Her research focuses on Islam and its interaction with modern Middle Eastern cultures and societies over the past 200 years. Authority, knowledge, education, and gender are key themes in her examination of the processes of reform and modernisation that have transformed much of the world in this timespan. Her work highlights how Islam, its traditions, and its institutions have been reinvented to fit within - or even advance - reform projects, a phenomenon that continues through to the present day. To accomplish this, she combines approaches from area studies, history, and digital humanities, including the close reading of texts.
Dr Kalmbach is the first director of MENACS, the Middle East and North Africa Centre at Sussex, continuing on from her role leading the initiative that established the centre. MENACS is one of four regional research centres that aim to recapture and reimagine Sussex's legacy as a centre of innovative interdisciplinary study of major world regions. It brings together multiple new hires - including a philosopher studying Islam and five historians studying the Middle East, North Africa, and Israel - and a cohort of researchers from the social sciences, literature, and the arts. One of its formative activities was hosting the 2014 Annual Conference of the British Society for Middle Eastern Studies.
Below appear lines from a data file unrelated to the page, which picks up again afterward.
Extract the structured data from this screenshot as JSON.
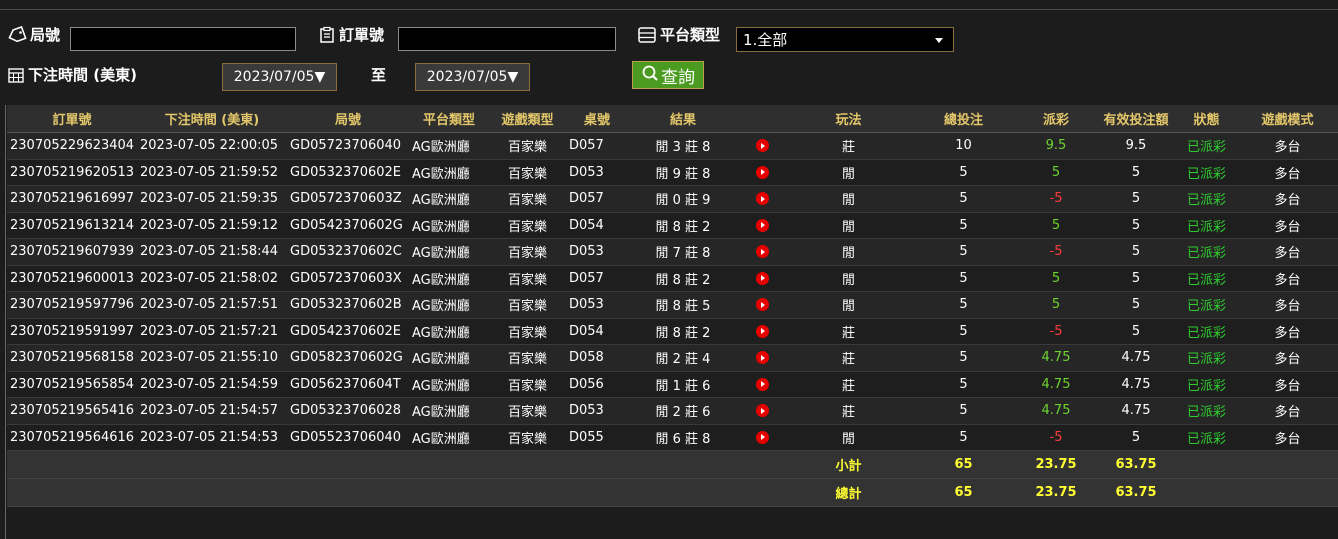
{
  "filters": {
    "bureau_label": "局號",
    "bureau_value": "",
    "order_label": "訂單號",
    "order_value": "",
    "platform_label": "平台類型",
    "platform_selected": "1.全部",
    "bet_time_label": "下注時間 (美東)",
    "date_from": "2023/07/05▼",
    "to_label": "至",
    "date_to": "2023/07/05▼",
    "query_label": "查詢"
  },
  "table": {
    "headers": {
      "order": "訂單號",
      "time": "下注時間 (美東)",
      "bureau": "局號",
      "platform": "平台類型",
      "game_type": "遊戲類型",
      "table_no": "桌號",
      "result": "結果",
      "play": "玩法",
      "total_bet": "總投注",
      "payout": "派彩",
      "valid_bet": "有效投注額",
      "status": "狀態",
      "mode": "遊戲模式"
    },
    "rows": [
      {
        "order": "230705229623404",
        "time": "2023-07-05 22:00:05",
        "bureau": "GD05723706040",
        "platform": "AG歐洲廳",
        "game": "百家樂",
        "table": "D057",
        "result": "閒 3 莊 8",
        "play": "莊",
        "bet": "10",
        "payout": "9.5",
        "payout_type": "win",
        "valid": "9.5",
        "status": "已派彩",
        "mode": "多台"
      },
      {
        "order": "230705219620513",
        "time": "2023-07-05 21:59:52",
        "bureau": "GD0532370602E",
        "platform": "AG歐洲廳",
        "game": "百家樂",
        "table": "D053",
        "result": "閒 9 莊 8",
        "play": "閒",
        "bet": "5",
        "payout": "5",
        "payout_type": "win",
        "valid": "5",
        "status": "已派彩",
        "mode": "多台"
      },
      {
        "order": "230705219616997",
        "time": "2023-07-05 21:59:35",
        "bureau": "GD0572370603Z",
        "platform": "AG歐洲廳",
        "game": "百家樂",
        "table": "D057",
        "result": "閒 0 莊 9",
        "play": "閒",
        "bet": "5",
        "payout": "-5",
        "payout_type": "lose",
        "valid": "5",
        "status": "已派彩",
        "mode": "多台"
      },
      {
        "order": "230705219613214",
        "time": "2023-07-05 21:59:12",
        "bureau": "GD0542370602G",
        "platform": "AG歐洲廳",
        "game": "百家樂",
        "table": "D054",
        "result": "閒 8 莊 2",
        "play": "閒",
        "bet": "5",
        "payout": "5",
        "payout_type": "win",
        "valid": "5",
        "status": "已派彩",
        "mode": "多台"
      },
      {
        "order": "230705219607939",
        "time": "2023-07-05 21:58:44",
        "bureau": "GD0532370602C",
        "platform": "AG歐洲廳",
        "game": "百家樂",
        "table": "D053",
        "result": "閒 7 莊 8",
        "play": "閒",
        "bet": "5",
        "payout": "-5",
        "payout_type": "lose",
        "valid": "5",
        "status": "已派彩",
        "mode": "多台"
      },
      {
        "order": "230705219600013",
        "time": "2023-07-05 21:58:02",
        "bureau": "GD0572370603X",
        "platform": "AG歐洲廳",
        "game": "百家樂",
        "table": "D057",
        "result": "閒 8 莊 2",
        "play": "閒",
        "bet": "5",
        "payout": "5",
        "payout_type": "win",
        "valid": "5",
        "status": "已派彩",
        "mode": "多台"
      },
      {
        "order": "230705219597796",
        "time": "2023-07-05 21:57:51",
        "bureau": "GD0532370602B",
        "platform": "AG歐洲廳",
        "game": "百家樂",
        "table": "D053",
        "result": "閒 8 莊 5",
        "play": "閒",
        "bet": "5",
        "payout": "5",
        "payout_type": "win",
        "valid": "5",
        "status": "已派彩",
        "mode": "多台"
      },
      {
        "order": "230705219591997",
        "time": "2023-07-05 21:57:21",
        "bureau": "GD0542370602E",
        "platform": "AG歐洲廳",
        "game": "百家樂",
        "table": "D054",
        "result": "閒 8 莊 2",
        "play": "莊",
        "bet": "5",
        "payout": "-5",
        "payout_type": "lose",
        "valid": "5",
        "status": "已派彩",
        "mode": "多台"
      },
      {
        "order": "230705219568158",
        "time": "2023-07-05 21:55:10",
        "bureau": "GD0582370602G",
        "platform": "AG歐洲廳",
        "game": "百家樂",
        "table": "D058",
        "result": "閒 2 莊 4",
        "play": "莊",
        "bet": "5",
        "payout": "4.75",
        "payout_type": "win",
        "valid": "4.75",
        "status": "已派彩",
        "mode": "多台"
      },
      {
        "order": "230705219565854",
        "time": "2023-07-05 21:54:59",
        "bureau": "GD0562370604T",
        "platform": "AG歐洲廳",
        "game": "百家樂",
        "table": "D056",
        "result": "閒 1 莊 6",
        "play": "莊",
        "bet": "5",
        "payout": "4.75",
        "payout_type": "win",
        "valid": "4.75",
        "status": "已派彩",
        "mode": "多台"
      },
      {
        "order": "230705219565416",
        "time": "2023-07-05 21:54:57",
        "bureau": "GD05323706028",
        "platform": "AG歐洲廳",
        "game": "百家樂",
        "table": "D053",
        "result": "閒 2 莊 6",
        "play": "莊",
        "bet": "5",
        "payout": "4.75",
        "payout_type": "win",
        "valid": "4.75",
        "status": "已派彩",
        "mode": "多台"
      },
      {
        "order": "230705219564616",
        "time": "2023-07-05 21:54:53",
        "bureau": "GD05523706040",
        "platform": "AG歐洲廳",
        "game": "百家樂",
        "table": "D055",
        "result": "閒 6 莊 8",
        "play": "閒",
        "bet": "5",
        "payout": "-5",
        "payout_type": "lose",
        "valid": "5",
        "status": "已派彩",
        "mode": "多台"
      }
    ],
    "subtotal": {
      "label": "小計",
      "bet": "65",
      "payout": "23.75",
      "valid": "63.75"
    },
    "total": {
      "label": "總計",
      "bet": "65",
      "payout": "23.75",
      "valid": "63.75"
    }
  },
  "colors": {
    "header_text": "#e3c76a",
    "win": "#6cd430",
    "lose": "#ff3b3b",
    "status_paid": "#2ecc2e",
    "totals": "#ffff33",
    "query_button": "#4a9b1f"
  }
}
Dr Kalmbach previously held a postdoctoral position, the Sir Christopher Cox Junior Fellowship, at New College, Oxford. Prior to that she was a doctoral student at St Antony's College, Oxford, submitting a dissertation on Cairo's Dar al-'Ulum teacher training school. Her graduate studies at Oxford, which began with an MSt in Modern Middle Eastern Studies, were funded by Clarendon and ORS Awards. Before arriving in Oxford, she completed an AB in Near Eastern Studies at Princeton University and studied female Islamic leadership while a Fulbright Fellow in Damascus, Syria. She honed her Arabic language skills (MSA, Syrian, Egyptian) at Princeton, Middlebury College's Summer Language School, and while completing fieldwork in Damascus and Cairo. Her article, "Social and Religious Change in Damascus: One Case of Female Islamic Religious Authority," won the 2007 British Society for Middle Eastern Studies (BRISMES) Graduate Article Prize.
Dr Kalmbach is on the Councils of the British Society of Middle Eastern Studies (BRISMES) and the British Association for Islamic Studies (BRAIS), and is an officer of the Syrian Studies Association (an affiliate of the Middle East Studies Association, MESA). She coordinates BRISMES's Faith, Politics, and Society Research Network and runs a mailing list for academics interested in female Islamic leadership.